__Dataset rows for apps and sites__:
▼
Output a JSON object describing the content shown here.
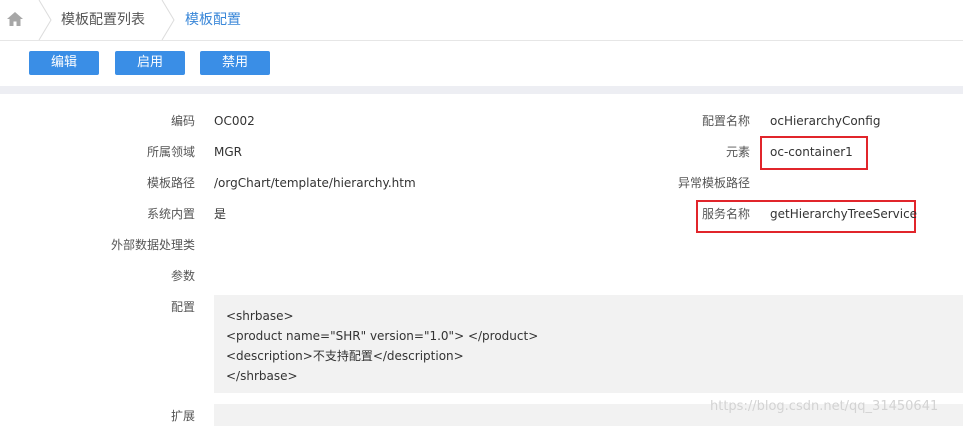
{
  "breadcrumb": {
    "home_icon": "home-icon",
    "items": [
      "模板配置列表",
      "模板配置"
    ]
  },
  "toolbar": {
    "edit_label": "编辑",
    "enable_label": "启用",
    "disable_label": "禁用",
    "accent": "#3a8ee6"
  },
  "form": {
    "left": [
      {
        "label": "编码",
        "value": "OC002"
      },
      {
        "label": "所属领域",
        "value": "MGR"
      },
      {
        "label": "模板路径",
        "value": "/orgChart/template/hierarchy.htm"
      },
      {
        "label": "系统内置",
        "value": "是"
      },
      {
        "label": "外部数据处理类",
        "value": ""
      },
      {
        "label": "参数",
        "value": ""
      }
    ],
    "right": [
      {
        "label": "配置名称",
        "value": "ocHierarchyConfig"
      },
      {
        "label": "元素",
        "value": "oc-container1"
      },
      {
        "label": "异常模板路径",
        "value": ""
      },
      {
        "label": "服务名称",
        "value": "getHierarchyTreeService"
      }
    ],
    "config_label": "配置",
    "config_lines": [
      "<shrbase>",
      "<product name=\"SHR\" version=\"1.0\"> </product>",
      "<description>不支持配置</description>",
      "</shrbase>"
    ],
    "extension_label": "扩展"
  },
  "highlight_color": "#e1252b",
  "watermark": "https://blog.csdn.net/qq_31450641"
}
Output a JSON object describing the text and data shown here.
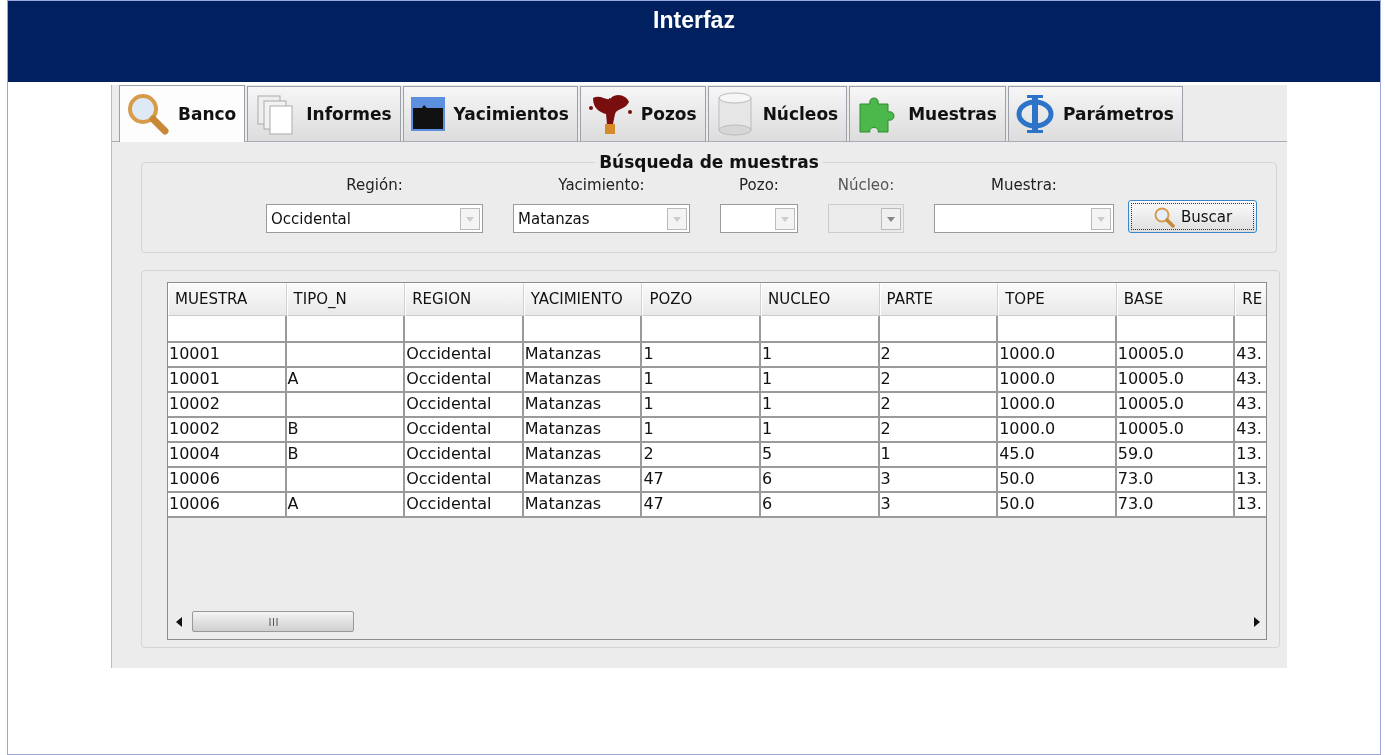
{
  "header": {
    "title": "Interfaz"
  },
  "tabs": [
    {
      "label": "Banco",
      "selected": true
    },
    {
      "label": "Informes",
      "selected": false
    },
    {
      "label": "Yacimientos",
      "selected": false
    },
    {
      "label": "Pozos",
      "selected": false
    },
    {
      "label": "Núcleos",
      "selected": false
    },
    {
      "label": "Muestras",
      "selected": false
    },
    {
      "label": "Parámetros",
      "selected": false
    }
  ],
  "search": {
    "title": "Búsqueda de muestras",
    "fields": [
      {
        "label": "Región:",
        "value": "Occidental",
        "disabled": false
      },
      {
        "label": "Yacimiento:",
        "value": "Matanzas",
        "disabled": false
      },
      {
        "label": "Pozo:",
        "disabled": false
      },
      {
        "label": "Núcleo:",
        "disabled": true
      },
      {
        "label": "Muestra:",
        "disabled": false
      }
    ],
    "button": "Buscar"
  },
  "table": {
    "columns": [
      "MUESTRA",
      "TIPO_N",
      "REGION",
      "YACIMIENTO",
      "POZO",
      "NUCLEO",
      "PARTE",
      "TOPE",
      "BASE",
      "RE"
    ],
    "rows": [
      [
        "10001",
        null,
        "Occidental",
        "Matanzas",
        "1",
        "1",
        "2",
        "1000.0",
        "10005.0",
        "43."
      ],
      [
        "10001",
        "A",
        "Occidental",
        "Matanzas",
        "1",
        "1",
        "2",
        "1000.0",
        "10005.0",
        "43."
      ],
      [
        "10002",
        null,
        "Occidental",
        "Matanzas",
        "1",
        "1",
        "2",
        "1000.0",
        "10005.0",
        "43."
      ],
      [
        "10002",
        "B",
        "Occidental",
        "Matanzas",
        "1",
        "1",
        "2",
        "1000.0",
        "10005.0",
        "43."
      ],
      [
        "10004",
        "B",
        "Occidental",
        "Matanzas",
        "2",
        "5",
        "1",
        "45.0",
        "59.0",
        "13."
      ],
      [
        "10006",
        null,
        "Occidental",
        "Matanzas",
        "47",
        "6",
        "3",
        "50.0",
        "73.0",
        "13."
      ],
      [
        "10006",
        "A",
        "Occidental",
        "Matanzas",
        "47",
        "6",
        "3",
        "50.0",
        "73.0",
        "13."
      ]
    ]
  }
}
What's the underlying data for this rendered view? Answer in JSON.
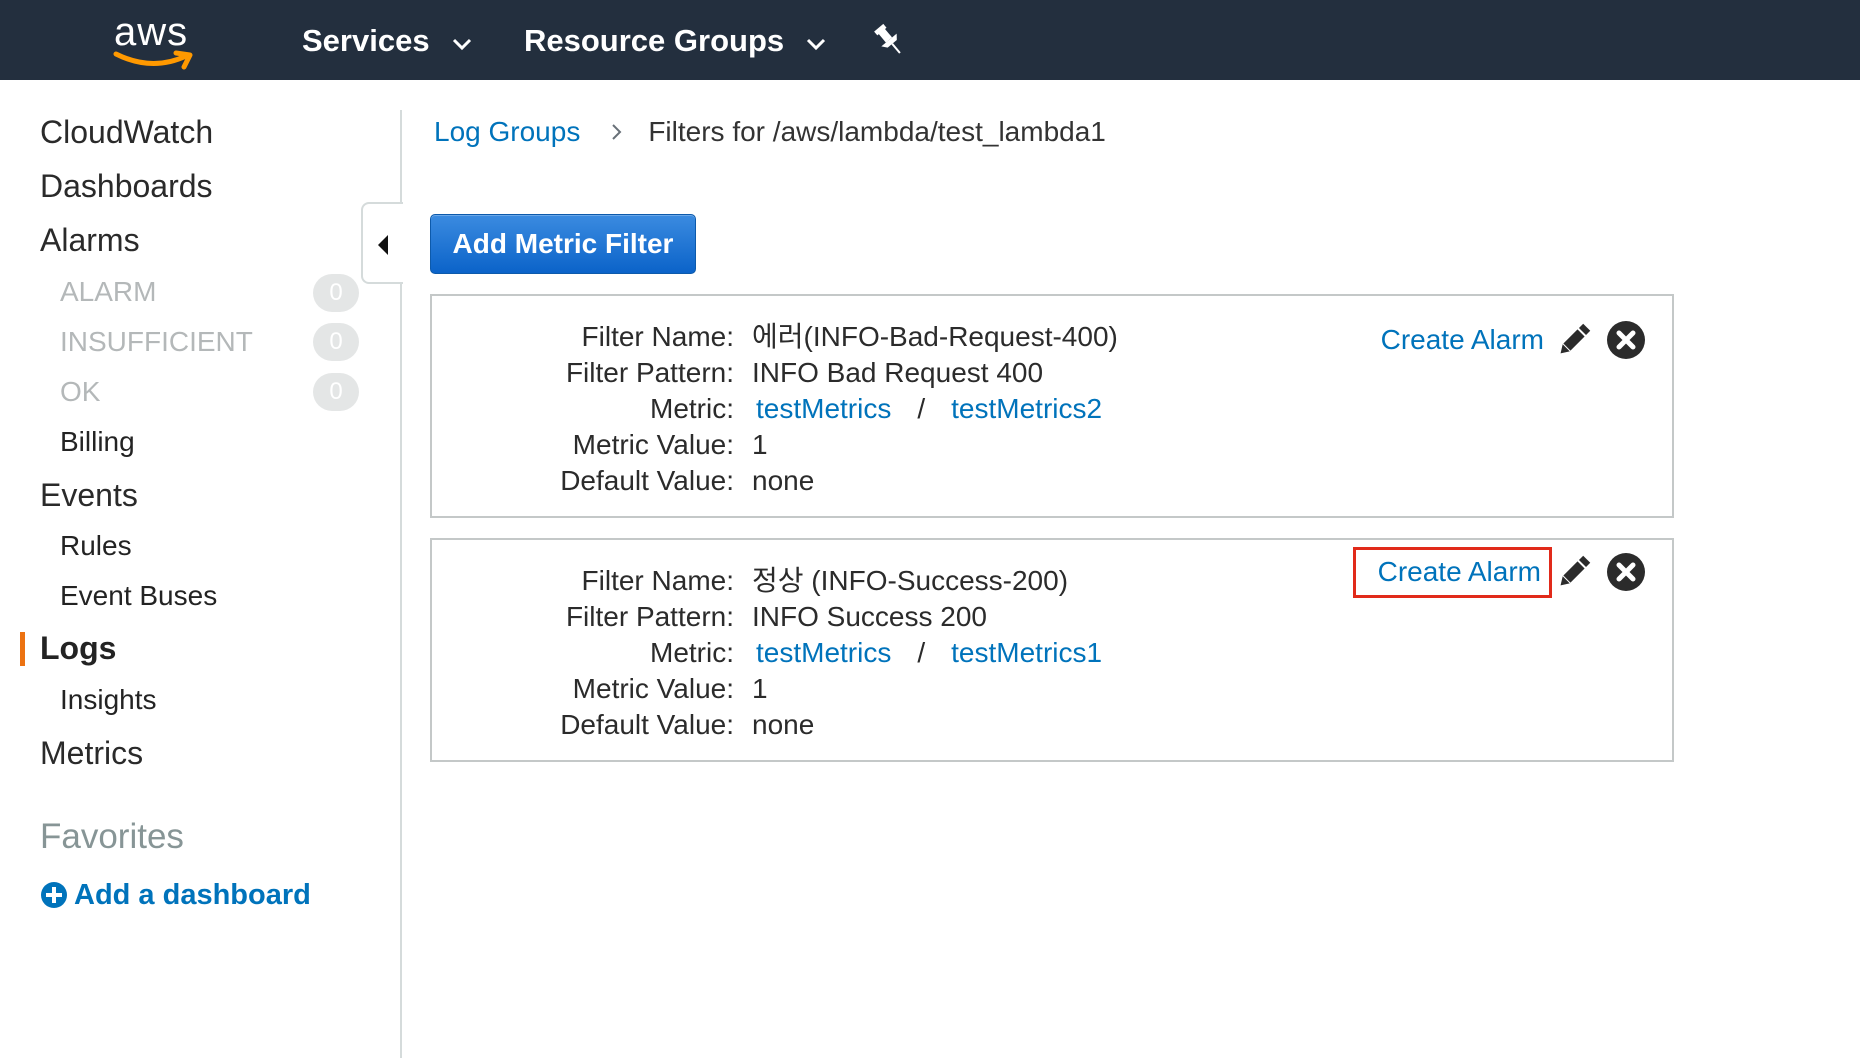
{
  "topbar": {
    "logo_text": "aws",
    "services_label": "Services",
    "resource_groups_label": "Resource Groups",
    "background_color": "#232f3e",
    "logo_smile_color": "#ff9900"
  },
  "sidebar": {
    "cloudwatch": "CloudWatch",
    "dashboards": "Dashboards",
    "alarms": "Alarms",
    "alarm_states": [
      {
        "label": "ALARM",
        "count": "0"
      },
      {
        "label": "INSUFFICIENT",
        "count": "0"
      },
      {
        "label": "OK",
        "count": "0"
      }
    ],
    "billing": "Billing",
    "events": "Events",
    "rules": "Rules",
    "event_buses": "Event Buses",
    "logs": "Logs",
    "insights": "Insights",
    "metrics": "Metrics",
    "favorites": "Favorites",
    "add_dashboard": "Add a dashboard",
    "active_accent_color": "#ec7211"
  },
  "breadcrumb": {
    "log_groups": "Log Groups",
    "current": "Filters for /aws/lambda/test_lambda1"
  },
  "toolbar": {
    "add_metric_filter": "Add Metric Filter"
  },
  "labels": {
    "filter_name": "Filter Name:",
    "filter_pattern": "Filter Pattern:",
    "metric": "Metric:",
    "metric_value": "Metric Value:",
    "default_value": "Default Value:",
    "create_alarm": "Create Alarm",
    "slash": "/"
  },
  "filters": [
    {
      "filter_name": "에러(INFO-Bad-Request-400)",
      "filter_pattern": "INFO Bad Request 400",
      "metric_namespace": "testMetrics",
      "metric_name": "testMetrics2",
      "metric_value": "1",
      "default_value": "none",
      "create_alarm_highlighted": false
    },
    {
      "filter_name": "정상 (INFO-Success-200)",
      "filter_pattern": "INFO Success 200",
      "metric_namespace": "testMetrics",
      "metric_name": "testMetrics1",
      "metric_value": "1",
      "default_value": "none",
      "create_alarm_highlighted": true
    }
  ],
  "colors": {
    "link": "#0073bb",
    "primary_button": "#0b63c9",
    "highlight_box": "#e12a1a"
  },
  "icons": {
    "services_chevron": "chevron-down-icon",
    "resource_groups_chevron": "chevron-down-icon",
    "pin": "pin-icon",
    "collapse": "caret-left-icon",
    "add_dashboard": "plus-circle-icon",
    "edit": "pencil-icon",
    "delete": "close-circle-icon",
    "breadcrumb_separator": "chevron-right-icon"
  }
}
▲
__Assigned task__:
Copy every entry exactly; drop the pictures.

__Result__:
Output a JSON object describing the content shown here.
{
  "breadcrumb": {
    "home_icon": "home-icon",
    "items": [
      "模板配置列表",
      "模板配置"
    ]
  },
  "toolbar": {
    "edit_label": "编辑",
    "enable_label": "启用",
    "disable_label": "禁用",
    "accent": "#3a8ee6"
  },
  "form": {
    "left": [
      {
        "label": "编码",
        "value": "OC002"
      },
      {
        "label": "所属领域",
        "value": "MGR"
      },
      {
        "label": "模板路径",
        "value": "/orgChart/template/hierarchy.htm"
      },
      {
        "label": "系统内置",
        "value": "是"
      },
      {
        "label": "外部数据处理类",
        "value": ""
      },
      {
        "label": "参数",
        "value": ""
      }
    ],
    "right": [
      {
        "label": "配置名称",
        "value": "ocHierarchyConfig"
      },
      {
        "label": "元素",
        "value": "oc-container1"
      },
      {
        "label": "异常模板路径",
        "value": ""
      },
      {
        "label": "服务名称",
        "value": "getHierarchyTreeService"
      }
    ],
    "config_label": "配置",
    "config_lines": [
      "<shrbase>",
      "<product name=\"SHR\" version=\"1.0\"> </product>",
      "<description>不支持配置</description>",
      "</shrbase>"
    ],
    "extension_label": "扩展"
  },
  "highlight_color": "#e1252b",
  "watermark": "https://blog.csdn.net/qq_31450641"
}
Output a JSON object describing the text and data shown here.
{
  "header": {
    "title": "Interfaz"
  },
  "tabs": [
    {
      "label": "Banco",
      "selected": true
    },
    {
      "label": "Informes",
      "selected": false
    },
    {
      "label": "Yacimientos",
      "selected": false
    },
    {
      "label": "Pozos",
      "selected": false
    },
    {
      "label": "Núcleos",
      "selected": false
    },
    {
      "label": "Muestras",
      "selected": false
    },
    {
      "label": "Parámetros",
      "selected": false
    }
  ],
  "search": {
    "title": "Búsqueda de muestras",
    "fields": [
      {
        "label": "Región:",
        "value": "Occidental",
        "disabled": false
      },
      {
        "label": "Yacimiento:",
        "value": "Matanzas",
        "disabled": false
      },
      {
        "label": "Pozo:",
        "disabled": false
      },
      {
        "label": "Núcleo:",
        "disabled": true
      },
      {
        "label": "Muestra:",
        "disabled": false
      }
    ],
    "button": "Buscar"
  },
  "table": {
    "columns": [
      "MUESTRA",
      "TIPO_N",
      "REGION",
      "YACIMIENTO",
      "POZO",
      "NUCLEO",
      "PARTE",
      "TOPE",
      "BASE",
      "RE"
    ],
    "rows": [
      [
        "10001",
        null,
        "Occidental",
        "Matanzas",
        "1",
        "1",
        "2",
        "1000.0",
        "10005.0",
        "43."
      ],
      [
        "10001",
        "A",
        "Occidental",
        "Matanzas",
        "1",
        "1",
        "2",
        "1000.0",
        "10005.0",
        "43."
      ],
      [
        "10002",
        null,
        "Occidental",
        "Matanzas",
        "1",
        "1",
        "2",
        "1000.0",
        "10005.0",
        "43."
      ],
      [
        "10002",
        "B",
        "Occidental",
        "Matanzas",
        "1",
        "1",
        "2",
        "1000.0",
        "10005.0",
        "43."
      ],
      [
        "10004",
        "B",
        "Occidental",
        "Matanzas",
        "2",
        "5",
        "1",
        "45.0",
        "59.0",
        "13."
      ],
      [
        "10006",
        null,
        "Occidental",
        "Matanzas",
        "47",
        "6",
        "3",
        "50.0",
        "73.0",
        "13."
      ],
      [
        "10006",
        "A",
        "Occidental",
        "Matanzas",
        "47",
        "6",
        "3",
        "50.0",
        "73.0",
        "13."
      ]
    ]
  }
}
What's the underlying data for this rendered view? Answer in JSON.
{
  "topbar": {
    "logo_text": "aws",
    "services_label": "Services",
    "resource_groups_label": "Resource Groups",
    "background_color": "#232f3e",
    "logo_smile_color": "#ff9900"
  },
  "sidebar": {
    "cloudwatch": "CloudWatch",
    "dashboards": "Dashboards",
    "alarms": "Alarms",
    "alarm_states": [
      {
        "label": "ALARM",
        "count": "0"
      },
      {
        "label": "INSUFFICIENT",
        "count": "0"
      },
      {
        "label": "OK",
        "count": "0"
      }
    ],
    "billing": "Billing",
    "events": "Events",
    "rules": "Rules",
    "event_buses": "Event Buses",
    "logs": "Logs",
    "insights": "Insights",
    "metrics": "Metrics",
    "favorites": "Favorites",
    "add_dashboard": "Add a dashboard",
    "active_accent_color": "#ec7211"
  },
  "breadcrumb": {
    "log_groups": "Log Groups",
    "current": "Filters for /aws/lambda/test_lambda1"
  },
  "toolbar": {
    "add_metric_filter": "Add Metric Filter"
  },
  "labels": {
    "filter_name": "Filter Name:",
    "filter_pattern": "Filter Pattern:",
    "metric": "Metric:",
    "metric_value": "Metric Value:",
    "default_value": "Default Value:",
    "create_alarm": "Create Alarm",
    "slash": "/"
  },
  "filters": [
    {
      "filter_name": "에러(INFO-Bad-Request-400)",
      "filter_pattern": "INFO Bad Request 400",
      "metric_namespace": "testMetrics",
      "metric_name": "testMetrics2",
      "metric_value": "1",
      "default_value": "none",
      "create_alarm_highlighted": false
    },
    {
      "filter_name": "정상 (INFO-Success-200)",
      "filter_pattern": "INFO Success 200",
      "metric_namespace": "testMetrics",
      "metric_name": "testMetrics1",
      "metric_value": "1",
      "default_value": "none",
      "create_alarm_highlighted": true
    }
  ],
  "colors": {
    "link": "#0073bb",
    "primary_button": "#0b63c9",
    "highlight_box": "#e12a1a"
  },
  "icons": {
    "services_chevron": "chevron-down-icon",
    "resource_groups_chevron": "chevron-down-icon",
    "pin": "pin-icon",
    "collapse": "caret-left-icon",
    "add_dashboard": "plus-circle-icon",
    "edit": "pencil-icon",
    "delete": "close-circle-icon",
    "breadcrumb_separator": "chevron-right-icon"
  }
}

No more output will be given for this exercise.